No one would be surprised to learn that a person who happened to be a lawyer broke the law. Acting in their personal capacities, lawyers commit the same variety of crimes that other citizens do, ranging from fraud to rape to murder. But when lawyers manage their own businesses, their own law firms, they should be expected to obey the law.
Often, they don't -- especially when the law mandates equal treatment for female employees. A class action law suit filed earlier this week calls into question a major law firm's compliance with Title VII of the Civil Rights Act of 1964.
Francine Griesing filed a $200 million class action law suit against her former law firm, Greenberg Traurig, alleging that the firm discriminated against her and other female lawyers in its Philadelphia office because of their gender. Greenberg Traurig is one of the nation's 200 largest law firms, and Ms. Griesing was a partner there from 2007 to 2010.
Ms. Griesing claims that many women partners received less compensation than did men with similar accomplishments. According to her law suit, there was only one exception exception to the inferior treatment afforded female partners: "GT [Greenberg Traurig] prioritizes, pays and promotes women who have intimate relationships with firm leaders or who acquiesce to sexualized stereotypes."
The truth of these allegations will be determined by the trier of fact -- either a jury as Ms. Griesing has requested or an arbitration panel as the firm prefers. I have no knowledge of whether the claims are true or not, but the Equal Employment Opportunity Commission investigated them and found "reasonable cause" to support class-wide claims of gender discrimination in compensation.
What's more interesting than Ms. Griesing's accusations against Greenberg Traurig is the possibility that this suit will inspire other women to sue the firms where they work on similar grounds. When asked if other law firms should be concerned, one of the lawyers representing Ms. Griesing said, "I have no doubt that the EEOC would come to a similar conclusion in other cases. It's a systemic problem in many law firms. But you have to look at the statistics of a firm and its history."

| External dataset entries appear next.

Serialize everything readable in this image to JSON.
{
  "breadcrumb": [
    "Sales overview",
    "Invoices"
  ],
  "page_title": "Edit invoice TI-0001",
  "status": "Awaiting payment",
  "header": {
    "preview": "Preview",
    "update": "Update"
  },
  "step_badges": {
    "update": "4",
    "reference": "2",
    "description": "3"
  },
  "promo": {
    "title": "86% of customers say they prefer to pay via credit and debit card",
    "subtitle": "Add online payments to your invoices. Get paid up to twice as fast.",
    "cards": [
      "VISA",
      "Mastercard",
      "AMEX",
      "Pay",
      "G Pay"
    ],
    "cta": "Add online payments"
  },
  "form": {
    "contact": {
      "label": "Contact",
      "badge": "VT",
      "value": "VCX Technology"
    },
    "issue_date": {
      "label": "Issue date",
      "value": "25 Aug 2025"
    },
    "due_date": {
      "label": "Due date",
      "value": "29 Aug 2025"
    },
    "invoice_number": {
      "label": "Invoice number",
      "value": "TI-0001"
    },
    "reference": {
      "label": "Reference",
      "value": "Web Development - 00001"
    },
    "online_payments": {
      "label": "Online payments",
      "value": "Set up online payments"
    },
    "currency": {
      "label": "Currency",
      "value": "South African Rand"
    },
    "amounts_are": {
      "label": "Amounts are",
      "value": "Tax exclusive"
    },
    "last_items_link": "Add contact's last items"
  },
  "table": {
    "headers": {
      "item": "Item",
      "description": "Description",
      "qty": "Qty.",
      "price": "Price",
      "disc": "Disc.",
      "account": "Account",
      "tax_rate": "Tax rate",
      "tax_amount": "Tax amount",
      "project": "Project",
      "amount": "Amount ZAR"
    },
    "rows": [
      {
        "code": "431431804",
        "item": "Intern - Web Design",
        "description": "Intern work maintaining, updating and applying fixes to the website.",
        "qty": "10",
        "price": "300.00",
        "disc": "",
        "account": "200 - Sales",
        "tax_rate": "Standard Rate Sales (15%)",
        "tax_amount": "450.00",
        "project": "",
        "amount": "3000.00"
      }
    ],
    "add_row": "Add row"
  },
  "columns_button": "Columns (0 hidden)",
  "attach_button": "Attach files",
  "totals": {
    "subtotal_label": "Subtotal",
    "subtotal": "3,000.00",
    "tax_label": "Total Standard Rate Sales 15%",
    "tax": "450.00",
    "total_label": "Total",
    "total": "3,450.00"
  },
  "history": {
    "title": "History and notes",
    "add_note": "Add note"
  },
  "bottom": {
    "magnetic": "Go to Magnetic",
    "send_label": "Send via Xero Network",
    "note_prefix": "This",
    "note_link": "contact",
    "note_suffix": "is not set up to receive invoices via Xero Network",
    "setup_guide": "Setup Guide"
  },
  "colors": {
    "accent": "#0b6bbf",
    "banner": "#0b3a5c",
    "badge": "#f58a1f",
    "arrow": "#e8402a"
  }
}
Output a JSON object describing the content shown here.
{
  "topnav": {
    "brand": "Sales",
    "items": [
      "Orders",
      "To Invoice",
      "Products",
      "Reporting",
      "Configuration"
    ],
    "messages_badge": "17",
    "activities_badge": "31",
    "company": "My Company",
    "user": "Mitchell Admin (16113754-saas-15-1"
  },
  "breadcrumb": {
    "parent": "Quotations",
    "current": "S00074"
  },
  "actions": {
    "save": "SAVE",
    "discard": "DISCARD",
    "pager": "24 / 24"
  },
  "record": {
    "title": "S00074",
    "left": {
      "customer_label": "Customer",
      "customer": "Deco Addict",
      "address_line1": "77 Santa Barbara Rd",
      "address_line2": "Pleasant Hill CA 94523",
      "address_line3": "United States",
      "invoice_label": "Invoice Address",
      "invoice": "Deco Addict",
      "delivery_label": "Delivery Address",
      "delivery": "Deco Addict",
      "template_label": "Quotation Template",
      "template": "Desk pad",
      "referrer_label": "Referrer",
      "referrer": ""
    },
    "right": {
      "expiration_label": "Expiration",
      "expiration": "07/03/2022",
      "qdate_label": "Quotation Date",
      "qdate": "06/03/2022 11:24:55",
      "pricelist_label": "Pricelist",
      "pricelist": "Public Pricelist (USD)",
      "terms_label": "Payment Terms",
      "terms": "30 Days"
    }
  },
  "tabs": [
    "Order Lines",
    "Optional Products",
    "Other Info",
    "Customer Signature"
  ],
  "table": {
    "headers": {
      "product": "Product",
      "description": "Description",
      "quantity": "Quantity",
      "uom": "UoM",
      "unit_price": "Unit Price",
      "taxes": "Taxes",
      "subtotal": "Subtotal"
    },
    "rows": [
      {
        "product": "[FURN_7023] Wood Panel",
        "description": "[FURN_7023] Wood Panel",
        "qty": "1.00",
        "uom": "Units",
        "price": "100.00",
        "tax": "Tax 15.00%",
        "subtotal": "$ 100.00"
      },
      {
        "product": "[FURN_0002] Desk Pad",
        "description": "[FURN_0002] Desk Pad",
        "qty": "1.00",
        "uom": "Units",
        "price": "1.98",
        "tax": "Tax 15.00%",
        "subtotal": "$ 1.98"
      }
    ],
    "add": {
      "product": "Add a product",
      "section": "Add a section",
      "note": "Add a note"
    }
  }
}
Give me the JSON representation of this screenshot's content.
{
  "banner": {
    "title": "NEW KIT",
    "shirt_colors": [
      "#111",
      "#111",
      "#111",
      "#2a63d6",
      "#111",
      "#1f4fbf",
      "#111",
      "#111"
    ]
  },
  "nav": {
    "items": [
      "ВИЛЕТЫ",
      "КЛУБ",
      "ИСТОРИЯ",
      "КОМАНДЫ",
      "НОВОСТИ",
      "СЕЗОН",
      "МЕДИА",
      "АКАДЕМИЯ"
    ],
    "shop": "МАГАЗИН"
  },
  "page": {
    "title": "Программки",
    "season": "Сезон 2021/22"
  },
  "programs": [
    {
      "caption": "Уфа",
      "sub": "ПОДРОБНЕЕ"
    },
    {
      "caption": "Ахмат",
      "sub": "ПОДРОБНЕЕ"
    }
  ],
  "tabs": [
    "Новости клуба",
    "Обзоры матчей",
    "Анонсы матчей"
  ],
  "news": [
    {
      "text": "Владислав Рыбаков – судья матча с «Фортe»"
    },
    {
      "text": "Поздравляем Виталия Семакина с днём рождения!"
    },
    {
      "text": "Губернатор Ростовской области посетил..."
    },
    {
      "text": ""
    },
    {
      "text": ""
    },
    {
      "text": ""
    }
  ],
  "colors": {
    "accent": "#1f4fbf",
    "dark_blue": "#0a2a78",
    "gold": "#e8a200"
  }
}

The percentage of female equity partners is a key statistic. (Equity partners are those with an ownership interest, receive the largest compensation and determine policy.) Although females have provided much of the brainpower for law firms since the 1980s, the number of female equity partners in the nation's 200 largest law firms has hovered around 15 percent for the last twenty years. The percentage of female non-equity or income partners is approximately 26 percent.
These numbers are especially troubling given women have constituted at least 40 percent of enrolled law students since 1985 and reached a high of 50 percent in 1999. Women's representation in either class of partners is far below their representation as worker bees.
The number of women entering these large firms after graduation has dropped; they now constitute only 45 percent of new associates. I suspect the decrease is a result of women abandoning the hope of ever grabbing the gold ring or even getting a fair shake. Perhaps Ms. Griesing's suit will cause law firms to consider their treatment of women more critically.